The darker, lighter, and grayer shades can sometimes act like a neutral. I tend to think of them as quasi-neutral, because they can calm down a brighter hue. The lighter and grayer shades of color are especially great for wall paint in your house, providing enough color to not be boring without overwhelming you with saturation. That same line of thinking is also great for background colors on a blog or website.
Putting it together
Now that we know about value and saturation, we can use that and our knowledge of color relationships to put together a specific color scheme. The goal here is to work on making contrast by only altering the values and saturations of the colors.
I’m going to use the same color relationship throughout each example – a triadic relationship with red, yellow, and blue.
I can change the values so that every one is the same. This provides a lighter or richer color scheme, depending on which values I choose. But this doesn’t add any new contrast; since the values are the same for each, they are going to read as similar or equally important.
The same is true if I match the saturation levels for each color. It gives the colors an interesting look, but not a lot of contrast is made.
Instead, I need to choose different values and saturations for each color, making sure each is different. See how this makes the colors pop against each other? A color scheme becomes more interesting when you play and alter each color’s value and saturation.
If I have a secret to working with color, this is it.
Alternately, you could keep two of the values and saturations similar while the third color is nice and bright. This is a good way to highlight or direct attention to a particular area. If you’re having trouble seeing past the colors to the value or saturation, use a drawing trick and squint when you look at the three examples on the left. Beginning drawing students do this to help them focus on particular shades.
I know I’m only showing a few examples, but can you see how many different options you have with just one color relationship and one set of colors? And I haven’t even shown all of the options with this example, either, so you can imagine all of the alternatives you can make with all of the color relationships and all of the different color choices.
Now it’s time to ask our bigger question: why do some color schemes work when others don’t? Part of “why” is because of the contrast created from altering just the values and saturations of a color scheme.

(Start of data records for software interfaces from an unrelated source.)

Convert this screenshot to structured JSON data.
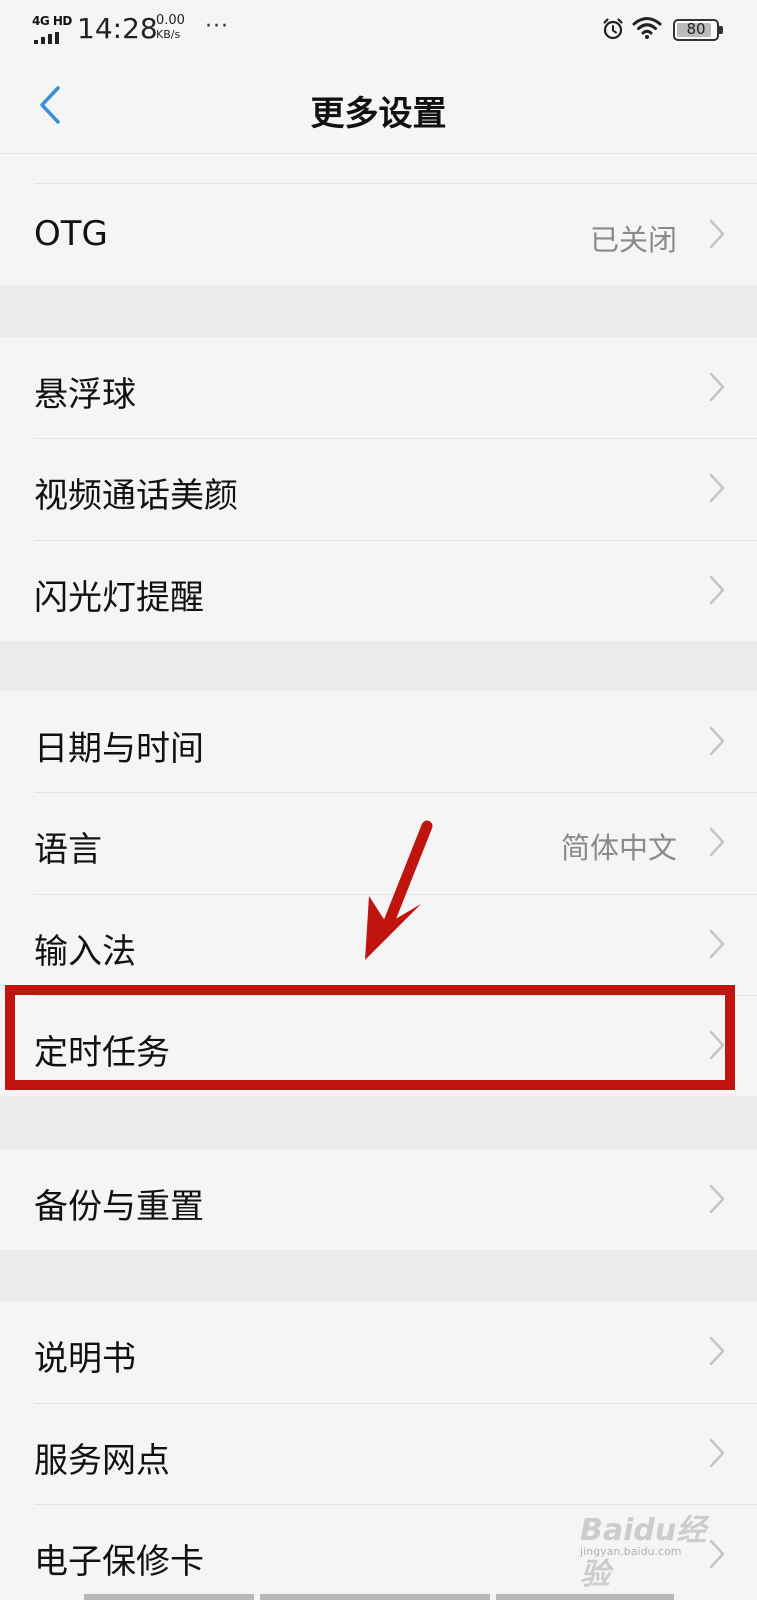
{
  "status_bar": {
    "network": "4G HD",
    "time": "14:28",
    "speed_value": "0.00",
    "speed_unit": "KB/s",
    "more": "···",
    "battery_level": "80"
  },
  "header": {
    "title": "更多设置"
  },
  "groups": [
    {
      "rows": [
        {
          "label": "OTG",
          "value": "已关闭"
        }
      ]
    },
    {
      "rows": [
        {
          "label": "悬浮球",
          "value": ""
        },
        {
          "label": "视频通话美颜",
          "value": ""
        },
        {
          "label": "闪光灯提醒",
          "value": ""
        }
      ]
    },
    {
      "rows": [
        {
          "label": "日期与时间",
          "value": ""
        },
        {
          "label": "语言",
          "value": "简体中文"
        },
        {
          "label": "输入法",
          "value": ""
        },
        {
          "label": "定时任务",
          "value": ""
        }
      ]
    },
    {
      "rows": [
        {
          "label": "备份与重置",
          "value": ""
        }
      ]
    },
    {
      "rows": [
        {
          "label": "说明书",
          "value": ""
        },
        {
          "label": "服务网点",
          "value": ""
        },
        {
          "label": "电子保修卡",
          "value": ""
        }
      ]
    }
  ],
  "watermark": {
    "brand": "Baidu经验",
    "url": "jingyan.baidu.com"
  },
  "colors": {
    "accent": "#3b8fd8",
    "highlight": "#c0150f",
    "background": "#f5f5f5",
    "group_gap": "#ebebeb",
    "secondary_text": "#8a8a8a"
  }
}
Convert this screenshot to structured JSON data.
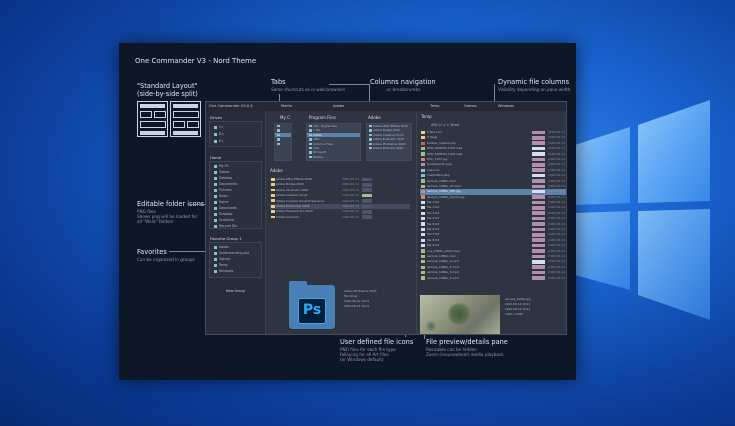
{
  "panel": {
    "title": "One Commander V3 - Nord Theme"
  },
  "callouts": {
    "standard_layout": {
      "title": "\"Standard Layout\"",
      "desc": "(side-by-side split)"
    },
    "tabs": {
      "title": "Tabs",
      "desc": "Same shortcuts as in web browsers"
    },
    "columns_nav": {
      "title": "Columns navigation",
      "desc": "...or breadcrumbs"
    },
    "dynamic_cols": {
      "title": "Dynamic file columns",
      "desc": "Visibility depending on pane width"
    },
    "folder_icons": {
      "title": "Editable folder icons",
      "desc1": "PNG files",
      "desc2": "Shows png will be loaded for",
      "desc3": "all \"Work\" folders"
    },
    "favorites": {
      "title": "Favorites",
      "desc": "Can be organized in groups"
    },
    "user_icons": {
      "title": "User defined file icons",
      "desc1": "PNG files for each file type",
      "desc2": "fallaying for all Art files",
      "desc3": "(or Windows default)"
    },
    "preview": {
      "title": "File preview/details pane",
      "desc1": "Resizable can be hidden",
      "desc2": "Zoom (mousewheel) media playback"
    }
  },
  "app": {
    "window_title": "One Commander V3.X.X",
    "tabs_left": [
      "Media",
      "Adobe"
    ],
    "tabs_right": [
      "Temp",
      "Games",
      "Windows"
    ],
    "sidebar": {
      "drives_header": "Drives",
      "drives": [
        "C:\\",
        "D:\\",
        "E:\\"
      ],
      "home_header": "Home",
      "home_items": [
        "My PC",
        "Videos",
        "Desktop",
        "Documents",
        "Pictures",
        "Music",
        "Home",
        "Downloads",
        "Dropbox",
        "OneDrive",
        "Recycle Bin"
      ],
      "fav_header": "Favorite Group 1",
      "fav_items": [
        "Adobe",
        "Understanding.psd",
        "Games",
        "Temp",
        "Windows"
      ],
      "new_group": "New Group"
    },
    "mid": {
      "col1_head": "My C:",
      "col2_head": "Program Files",
      "col3_head": "Adobe",
      "col2_rows": [
        "100 - Digital Tree",
        "7 Zip",
        "Adobe",
        "AMD",
        "Common Files",
        "Intel",
        "Microsoft",
        "Mozilla"
      ],
      "col3_rows": [
        "Adobe After Effects 2020",
        "Adobe Bridge 2020",
        "Adobe Creative Cloud",
        "Adobe Illustrator 2020",
        "Adobe Photoshop 2020",
        "Adobe Premiere 2020"
      ],
      "sub_head": "Adobe",
      "files": [
        {
          "name": "Adobe After Effects 2020",
          "date": "2020-08-14"
        },
        {
          "name": "Adobe Bridge 2020",
          "date": "2020-08-14"
        },
        {
          "name": "Adobe Illustrator 2020",
          "date": "2020-08-14"
        },
        {
          "name": "Adobe Creative Cloud",
          "date": "2020-08-14"
        },
        {
          "name": "Adobe Creative Cloud Experience",
          "date": "2020-08-14"
        },
        {
          "name": "Adobe Photoshop 2020",
          "date": "2020-08-14"
        },
        {
          "name": "Adobe Premiere Pro 2020",
          "date": "2020-08-14"
        },
        {
          "name": "Adobe Common",
          "date": "2020-08-14"
        }
      ],
      "ps_label": "Ps",
      "details": [
        "Adobe Photoshop 2020",
        "File folder",
        "2020-08-14 10:21",
        "2020-08-14 10:21"
      ]
    },
    "right": {
      "head": "Temp",
      "path": "ABC (C:) > Temp",
      "files": [
        {
          "name": "0 Not cool",
          "size": "",
          "date": "2020-08-14",
          "color": "#ebcb8b"
        },
        {
          "name": "0 dwgs",
          "size": "",
          "date": "2020-08-14",
          "color": "#ebcb8b"
        },
        {
          "name": "bodiles_mytemp.zip",
          "size": "",
          "date": "2020-08-14",
          "color": "#bf616a"
        },
        {
          "name": "DMV_DPNFRX_FILM.mp4",
          "size": "",
          "date": "2020-08-14",
          "color": "#a3be8c"
        },
        {
          "name": "DMV_DPNFRX_FILM.mp4",
          "size": "",
          "date": "2020-08-14",
          "color": "#a3be8c"
        },
        {
          "name": "DSC_1123.jpg",
          "size": "",
          "date": "2020-08-14",
          "color": "#d08770"
        },
        {
          "name": "funfactpedic.png",
          "size": "",
          "date": "2020-08-14",
          "color": "#b48ead"
        },
        {
          "name": "one-icon",
          "size": "",
          "date": "2020-08-14",
          "color": "#88c0d0"
        },
        {
          "name": "oneplotted.dwg",
          "size": "",
          "date": "2020-08-14",
          "color": "#88c0d0"
        },
        {
          "name": "sample_1080p.mp4",
          "size": "",
          "date": "2020-08-14",
          "color": "#a3be8c"
        },
        {
          "name": "sample_1080p_dd.mp4",
          "size": "",
          "date": "2020-08-14",
          "color": "#a3be8c"
        },
        {
          "name": "sample_1080p_360.jpg",
          "size": "",
          "date": "2020-08-14",
          "color": "#d08770"
        },
        {
          "name": "sample_1080p_thumb.jpg",
          "size": "",
          "date": "2020-08-14",
          "color": "#d08770"
        },
        {
          "name": "file 1.txt",
          "size": "",
          "date": "2020-08-14",
          "color": "#d8dee9"
        },
        {
          "name": "file 2.txt",
          "size": "",
          "date": "2020-08-14",
          "color": "#d8dee9"
        },
        {
          "name": "file 3.txt",
          "size": "",
          "date": "2020-08-14",
          "color": "#d8dee9"
        },
        {
          "name": "file 4.txt",
          "size": "",
          "date": "2020-08-14",
          "color": "#d8dee9"
        },
        {
          "name": "file 5.txt",
          "size": "",
          "date": "2020-08-14",
          "color": "#d8dee9"
        },
        {
          "name": "file 6.txt",
          "size": "",
          "date": "2020-08-14",
          "color": "#d8dee9"
        },
        {
          "name": "file 7.txt",
          "size": "",
          "date": "2020-08-14",
          "color": "#d8dee9"
        },
        {
          "name": "file 8.txt",
          "size": "",
          "date": "2020-08-14",
          "color": "#d8dee9"
        },
        {
          "name": "file 9.txt",
          "size": "",
          "date": "2020-08-14",
          "color": "#d8dee9"
        },
        {
          "name": "one_1080p_white.mp4",
          "size": "",
          "date": "2020-08-14",
          "color": "#a3be8c"
        },
        {
          "name": "sample_1080p.mp4",
          "size": "",
          "date": "2020-08-14",
          "color": "#a3be8c"
        },
        {
          "name": "sample_1080p_1.mp4",
          "size": "",
          "date": "2020-08-14",
          "color": "#a3be8c"
        },
        {
          "name": "sample_1080p_2.mp4",
          "size": "",
          "date": "2020-08-14",
          "color": "#a3be8c"
        },
        {
          "name": "sample_1080p_3.mp4",
          "size": "",
          "date": "2020-08-14",
          "color": "#a3be8c"
        },
        {
          "name": "sample_1080p_4.mp4",
          "size": "",
          "date": "2020-08-14",
          "color": "#a3be8c"
        }
      ],
      "pv_info": [
        "sample_1080p.jpg",
        "2020-08-14 10:21",
        "2020-08-14 10:21",
        "1920 x 1080"
      ]
    }
  },
  "colors": {
    "desktop": "#1a64d0",
    "panel": "#0d1727",
    "nord_bg": "#2e3440",
    "accent": "#5e81ac",
    "frost": "#88c0d0"
  }
}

By changing each color’s value and saturation so that they are all different, we can showcase specific colors, we can highlight particular areas, and we can make a color scheme more interesting.
Coupled with Part 1, I hope you have a better understanding of why certain color schemes pop when others don’t! In Part 3, we’ll recap and finish up answering this question with how colors react to each other.
If you liked this post, I cover all of this and more in my book, Understanding Color. You can grab a copy for yourself right here.